■ Brief
Below are records; please give the number of their lines that contain the string "Digite", and only that number.

(Beginning of Given data)

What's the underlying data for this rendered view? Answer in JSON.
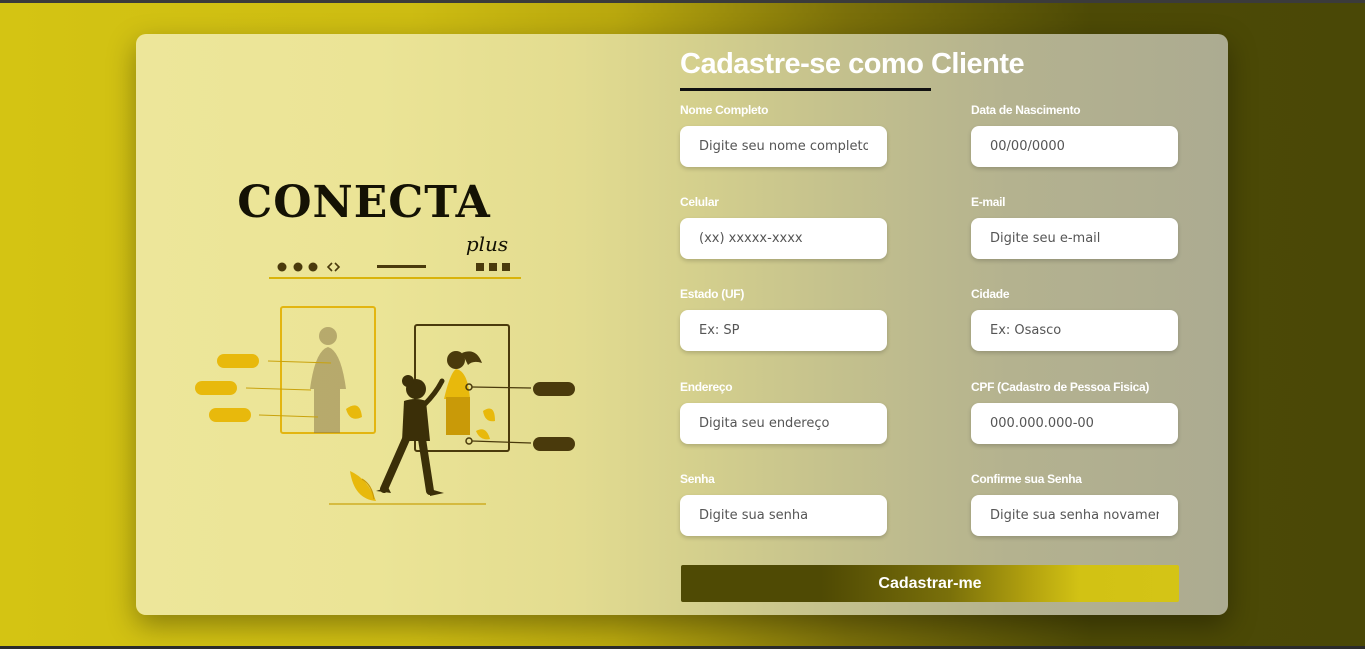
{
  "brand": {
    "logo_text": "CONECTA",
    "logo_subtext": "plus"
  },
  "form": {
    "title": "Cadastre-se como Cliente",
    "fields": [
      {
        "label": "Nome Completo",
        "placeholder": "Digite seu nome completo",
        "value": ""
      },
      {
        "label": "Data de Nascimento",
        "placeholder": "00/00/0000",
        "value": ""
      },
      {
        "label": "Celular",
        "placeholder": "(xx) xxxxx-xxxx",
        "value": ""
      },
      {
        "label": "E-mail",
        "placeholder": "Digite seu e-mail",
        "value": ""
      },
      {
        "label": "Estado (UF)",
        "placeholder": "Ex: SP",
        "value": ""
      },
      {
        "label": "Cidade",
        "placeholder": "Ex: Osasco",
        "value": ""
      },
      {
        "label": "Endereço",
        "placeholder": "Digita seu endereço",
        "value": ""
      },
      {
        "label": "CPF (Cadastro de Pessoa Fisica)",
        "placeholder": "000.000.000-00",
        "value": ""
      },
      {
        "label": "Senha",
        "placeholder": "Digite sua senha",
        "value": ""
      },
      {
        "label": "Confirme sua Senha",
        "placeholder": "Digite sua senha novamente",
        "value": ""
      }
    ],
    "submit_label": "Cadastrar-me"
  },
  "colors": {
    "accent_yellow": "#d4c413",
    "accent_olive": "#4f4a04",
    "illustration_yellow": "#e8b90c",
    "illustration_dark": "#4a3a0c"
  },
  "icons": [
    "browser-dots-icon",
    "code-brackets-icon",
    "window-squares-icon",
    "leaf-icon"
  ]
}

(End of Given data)

■ Your solution
4